Alexandra Rogers, a PhD in Mathematics candidate, who is currently tutoring mathematics at the Africa Institute for Mathematical Sciences (AIMS) Rwanda Centre in Kigali, Rwanda chose to pursue mathematics over history – her other favourite subject – because she figured it would be an easier option.
“I think I chose mathematics because I thought it would be easier than history since there would be fewer essays to write and books to read, but also, as an afterthought, a mathematics degree would be more useful and easier to find jobs than a history degree,” she said.
The other influence was her father, a civil engineer, who had a liking for mathematics and was always keen on helping Alexandra with her homework whenever he had time. Alexandra scored straight As for her Advanced Level examinations.
University was the next stop for Alexandra who, until age 16, had always thought she would be a veterinary nurse like her mother. That was before she realized that it would require her to pass chemistry, a subject that she did not like as much as mathematics and history.
With veterinary studies off the list of options, Alexandra did not know what she wanted to study at university despite that she was accepted by four out of the six universities she had applied to.
She was accepted into University of Edinburghwhere she settled for a Bachelor’s in Mathematics, a four-year course, that spanned from 2006 to 2010. She graduated with a first-class degree.
“After that, I didn’t know what I really wanted to do. And it was during the economic recession, so jobs were hard to find even for mathematicians. Finally, I managed to find one, working in a ticket sales office for a firm that organized a big annual event, but it didn’t require me to use my maths skills at all,” she said.
It was during her employ as a ticket sales person that she decided to return to school for a Master’s in Mathematics which she thought would be an opportunity to delve deeper into pure mathematics that she had been introduced to during her undergraduate studies.
“In 2011 I was admitted into Imperial College London for a 12-month intensive Masters in Pure Mathematics, graduating with merit in 2012,” she said.
Despite her high grades she did not know what to do with her Master’s in Mathematics but still did not know what she wanted to do with it.
She had never thought about doing a PhD. She had a lingering feeling that keeping in school would be interpreted as a sign of avoiding living real life, where like everyone else, she would be required to find a a day job.
“So, while part of me toyed with the idea of a PhD, the other part wanted to prove to myself that I wasn’t running away from life by hiding in books.
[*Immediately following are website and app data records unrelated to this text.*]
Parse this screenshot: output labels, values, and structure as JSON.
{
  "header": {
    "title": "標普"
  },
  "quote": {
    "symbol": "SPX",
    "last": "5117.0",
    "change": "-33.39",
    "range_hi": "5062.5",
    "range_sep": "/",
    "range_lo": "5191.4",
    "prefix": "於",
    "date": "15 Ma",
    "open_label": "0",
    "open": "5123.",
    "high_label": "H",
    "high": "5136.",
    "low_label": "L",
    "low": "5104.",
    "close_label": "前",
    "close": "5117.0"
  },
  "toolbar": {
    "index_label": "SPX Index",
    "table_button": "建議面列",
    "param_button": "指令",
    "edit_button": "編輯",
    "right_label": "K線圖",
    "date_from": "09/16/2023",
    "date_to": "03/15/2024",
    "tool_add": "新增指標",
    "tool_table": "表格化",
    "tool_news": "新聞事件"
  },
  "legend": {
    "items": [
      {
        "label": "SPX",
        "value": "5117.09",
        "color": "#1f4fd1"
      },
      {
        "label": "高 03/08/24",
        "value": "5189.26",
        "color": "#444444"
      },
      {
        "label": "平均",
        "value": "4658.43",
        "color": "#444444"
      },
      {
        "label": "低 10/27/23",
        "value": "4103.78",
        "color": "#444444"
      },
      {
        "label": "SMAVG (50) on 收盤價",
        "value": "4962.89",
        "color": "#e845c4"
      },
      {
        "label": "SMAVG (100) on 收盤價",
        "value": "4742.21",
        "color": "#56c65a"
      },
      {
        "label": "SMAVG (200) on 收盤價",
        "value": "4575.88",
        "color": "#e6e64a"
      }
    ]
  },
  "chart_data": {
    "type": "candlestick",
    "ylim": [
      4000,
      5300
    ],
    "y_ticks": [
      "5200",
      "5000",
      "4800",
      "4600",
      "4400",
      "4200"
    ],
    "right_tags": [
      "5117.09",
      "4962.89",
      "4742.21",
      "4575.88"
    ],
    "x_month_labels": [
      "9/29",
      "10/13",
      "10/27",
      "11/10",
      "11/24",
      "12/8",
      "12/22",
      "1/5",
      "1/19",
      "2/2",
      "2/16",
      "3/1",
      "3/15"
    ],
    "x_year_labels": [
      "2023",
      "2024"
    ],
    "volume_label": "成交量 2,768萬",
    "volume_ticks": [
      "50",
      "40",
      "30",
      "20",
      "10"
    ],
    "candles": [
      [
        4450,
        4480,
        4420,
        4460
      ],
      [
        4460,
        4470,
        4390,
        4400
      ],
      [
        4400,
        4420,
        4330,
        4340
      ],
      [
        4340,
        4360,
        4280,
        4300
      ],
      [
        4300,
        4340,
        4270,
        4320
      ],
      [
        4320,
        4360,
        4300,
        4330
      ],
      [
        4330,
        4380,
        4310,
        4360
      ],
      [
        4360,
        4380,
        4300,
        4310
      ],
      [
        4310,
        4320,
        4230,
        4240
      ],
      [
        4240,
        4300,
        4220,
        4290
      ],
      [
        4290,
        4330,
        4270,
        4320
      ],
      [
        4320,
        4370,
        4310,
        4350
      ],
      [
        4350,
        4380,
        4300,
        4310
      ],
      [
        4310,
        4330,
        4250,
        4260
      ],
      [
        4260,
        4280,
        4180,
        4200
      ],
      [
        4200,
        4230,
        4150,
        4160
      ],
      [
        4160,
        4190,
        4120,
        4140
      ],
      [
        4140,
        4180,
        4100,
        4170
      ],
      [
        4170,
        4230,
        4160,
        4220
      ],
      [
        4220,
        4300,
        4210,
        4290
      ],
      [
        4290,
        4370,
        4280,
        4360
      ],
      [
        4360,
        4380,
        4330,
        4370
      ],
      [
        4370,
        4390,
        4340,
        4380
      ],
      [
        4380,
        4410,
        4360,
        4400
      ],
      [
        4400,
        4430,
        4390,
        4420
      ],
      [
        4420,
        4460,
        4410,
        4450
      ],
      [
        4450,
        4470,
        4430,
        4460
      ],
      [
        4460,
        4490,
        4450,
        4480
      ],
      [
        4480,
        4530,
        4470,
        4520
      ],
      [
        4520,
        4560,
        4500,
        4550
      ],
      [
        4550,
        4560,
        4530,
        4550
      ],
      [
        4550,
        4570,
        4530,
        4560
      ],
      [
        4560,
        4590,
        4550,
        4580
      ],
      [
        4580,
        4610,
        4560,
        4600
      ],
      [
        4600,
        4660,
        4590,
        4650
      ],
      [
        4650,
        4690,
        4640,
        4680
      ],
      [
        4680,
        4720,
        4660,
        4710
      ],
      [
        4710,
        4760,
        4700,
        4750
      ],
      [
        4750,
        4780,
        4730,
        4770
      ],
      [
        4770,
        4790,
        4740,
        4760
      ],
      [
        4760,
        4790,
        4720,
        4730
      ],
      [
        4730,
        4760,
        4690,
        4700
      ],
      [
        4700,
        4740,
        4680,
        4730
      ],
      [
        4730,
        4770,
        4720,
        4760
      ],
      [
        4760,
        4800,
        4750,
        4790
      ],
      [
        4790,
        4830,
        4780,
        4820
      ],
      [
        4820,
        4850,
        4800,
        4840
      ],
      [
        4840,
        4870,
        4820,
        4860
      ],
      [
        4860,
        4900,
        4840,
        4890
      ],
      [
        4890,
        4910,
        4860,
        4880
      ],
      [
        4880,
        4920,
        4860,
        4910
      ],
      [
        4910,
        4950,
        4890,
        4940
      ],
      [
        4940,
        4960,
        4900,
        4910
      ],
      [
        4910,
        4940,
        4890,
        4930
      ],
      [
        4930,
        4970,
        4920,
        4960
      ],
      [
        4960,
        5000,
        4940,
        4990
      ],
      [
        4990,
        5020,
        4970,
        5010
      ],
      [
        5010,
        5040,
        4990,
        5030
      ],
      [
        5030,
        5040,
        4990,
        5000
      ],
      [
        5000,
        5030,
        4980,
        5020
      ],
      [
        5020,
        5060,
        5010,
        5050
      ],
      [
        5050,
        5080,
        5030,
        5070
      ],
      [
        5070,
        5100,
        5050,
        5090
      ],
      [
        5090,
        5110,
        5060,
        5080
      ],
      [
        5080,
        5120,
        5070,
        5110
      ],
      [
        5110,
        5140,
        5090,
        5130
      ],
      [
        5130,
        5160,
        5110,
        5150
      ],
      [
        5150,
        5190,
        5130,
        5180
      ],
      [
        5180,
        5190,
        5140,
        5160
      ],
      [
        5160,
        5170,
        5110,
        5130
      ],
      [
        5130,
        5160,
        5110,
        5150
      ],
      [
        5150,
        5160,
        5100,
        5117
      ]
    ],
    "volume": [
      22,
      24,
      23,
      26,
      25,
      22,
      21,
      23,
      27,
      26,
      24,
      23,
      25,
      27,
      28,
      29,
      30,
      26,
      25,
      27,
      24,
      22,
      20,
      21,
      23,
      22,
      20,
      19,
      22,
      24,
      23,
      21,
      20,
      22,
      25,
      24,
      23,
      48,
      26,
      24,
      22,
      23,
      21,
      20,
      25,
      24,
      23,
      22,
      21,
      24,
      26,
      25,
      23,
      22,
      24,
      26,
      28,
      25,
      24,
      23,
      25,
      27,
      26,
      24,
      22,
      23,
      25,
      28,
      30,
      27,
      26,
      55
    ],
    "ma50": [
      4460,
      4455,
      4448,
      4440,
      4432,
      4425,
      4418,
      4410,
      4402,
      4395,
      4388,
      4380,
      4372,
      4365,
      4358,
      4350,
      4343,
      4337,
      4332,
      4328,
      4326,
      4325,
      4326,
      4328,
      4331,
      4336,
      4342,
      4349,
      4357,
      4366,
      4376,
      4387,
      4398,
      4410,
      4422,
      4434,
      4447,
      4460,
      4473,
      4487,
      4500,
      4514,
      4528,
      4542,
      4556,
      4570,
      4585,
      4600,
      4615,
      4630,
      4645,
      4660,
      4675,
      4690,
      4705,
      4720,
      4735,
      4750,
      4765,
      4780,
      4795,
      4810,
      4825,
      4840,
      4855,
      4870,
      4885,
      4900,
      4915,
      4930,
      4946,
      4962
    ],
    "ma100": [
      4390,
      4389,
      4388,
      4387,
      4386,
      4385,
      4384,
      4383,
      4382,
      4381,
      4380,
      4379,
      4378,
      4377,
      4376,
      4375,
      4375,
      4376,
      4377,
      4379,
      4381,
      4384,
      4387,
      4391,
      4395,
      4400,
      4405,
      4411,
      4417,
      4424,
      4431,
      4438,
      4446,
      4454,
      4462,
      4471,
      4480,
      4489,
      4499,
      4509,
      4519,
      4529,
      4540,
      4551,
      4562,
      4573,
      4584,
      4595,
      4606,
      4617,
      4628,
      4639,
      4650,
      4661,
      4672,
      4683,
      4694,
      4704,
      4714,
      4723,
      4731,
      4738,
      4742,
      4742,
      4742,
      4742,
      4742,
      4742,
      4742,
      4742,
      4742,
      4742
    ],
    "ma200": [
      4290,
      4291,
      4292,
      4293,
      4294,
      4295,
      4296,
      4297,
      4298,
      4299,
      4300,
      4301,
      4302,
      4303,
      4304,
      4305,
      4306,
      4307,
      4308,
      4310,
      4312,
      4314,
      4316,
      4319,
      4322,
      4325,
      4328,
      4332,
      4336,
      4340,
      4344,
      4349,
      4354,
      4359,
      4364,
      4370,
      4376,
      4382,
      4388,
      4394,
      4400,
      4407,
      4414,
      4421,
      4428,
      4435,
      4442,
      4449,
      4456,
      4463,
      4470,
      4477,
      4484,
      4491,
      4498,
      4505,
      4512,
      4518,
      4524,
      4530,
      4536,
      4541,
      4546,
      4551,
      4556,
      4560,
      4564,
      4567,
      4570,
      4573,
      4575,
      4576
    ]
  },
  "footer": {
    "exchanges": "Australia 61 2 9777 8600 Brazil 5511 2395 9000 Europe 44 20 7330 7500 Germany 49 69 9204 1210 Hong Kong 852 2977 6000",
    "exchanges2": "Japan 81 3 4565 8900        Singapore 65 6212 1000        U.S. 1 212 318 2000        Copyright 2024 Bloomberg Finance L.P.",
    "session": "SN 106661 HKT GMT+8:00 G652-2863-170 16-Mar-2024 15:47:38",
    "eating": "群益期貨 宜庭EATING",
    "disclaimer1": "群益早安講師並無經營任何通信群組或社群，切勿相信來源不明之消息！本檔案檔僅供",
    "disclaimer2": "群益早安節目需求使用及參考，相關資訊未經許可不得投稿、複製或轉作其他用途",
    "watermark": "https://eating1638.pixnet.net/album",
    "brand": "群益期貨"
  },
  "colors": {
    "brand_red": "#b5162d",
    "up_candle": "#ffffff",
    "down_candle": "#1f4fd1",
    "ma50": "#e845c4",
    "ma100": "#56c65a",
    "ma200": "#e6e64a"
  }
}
Besides, I also had a study loan for my master’s education to clear. So, at this point, I really needed a job, a proper job,” said Alexandra.
She found a job as a data analyst with a technology company where her work focused on anti-fraud detection methods.
“I really loved that job especially since it was my first real job. I learned a lot, especially about different types of fraud, and my supervisor helped build my confidence by giving me space to get on with my work with minimal supervision. He was never on my back all the time,” she said.
The trust and confidence that her supervisor exhibited in her is key in empowering women in the early stages of their careers, she said.
“It taught me that if you give someone ownership of a task – be it man or woman – and belief that they can achieve it, they will always get the job done,” she said.
It also during her time at the job that the idea of pursuing a PhD started appealing to her partly because everyone at the workplace had a PhD.
“I had successfully proven myself capable of handling a normal job and I had loved the experience, so I left for the PhD confident that I was doing it for the right reasons,” she said.
In 2015, Alexandra chose to go to University of Kent to pursue a PhD in Mathematics. In September 2018, she submitted her thesis which she successfully defended and is currently awaiting graduation.
In 2017, a meeting with a professor at a conference introduced the idea of working with AIMS. She was undecided on what she wanted to do after her PhD and was really open to ideas.
“He told me AIMS would be the perfect place for me as I would get to work in a mathematical environment with motivated students and an opportunity to further my research in mathematics,” she said.
In October 2018, Alexandra arrived at AIMS Rwanda where she has been working as a tutor since then.
“I am really enjoying it. Every day, I learn new things about mathematics. It’s a lot of work but very enriching and giving me an insight into how university courses are run,” she said.
Thanks to her experience at AIMS, Alexandra now seems to have a clear focus on her career.’ She now intends to embark on post-doctoral research and more time in university classrooms, teaching mathematics.
Reflecting on her life journey so far, Alexandra said that the field of mathematics is dominated by men but expressed hope that having more women in higher positions in the academia can inspire more girls to stay the course and pursue STEM-based careers.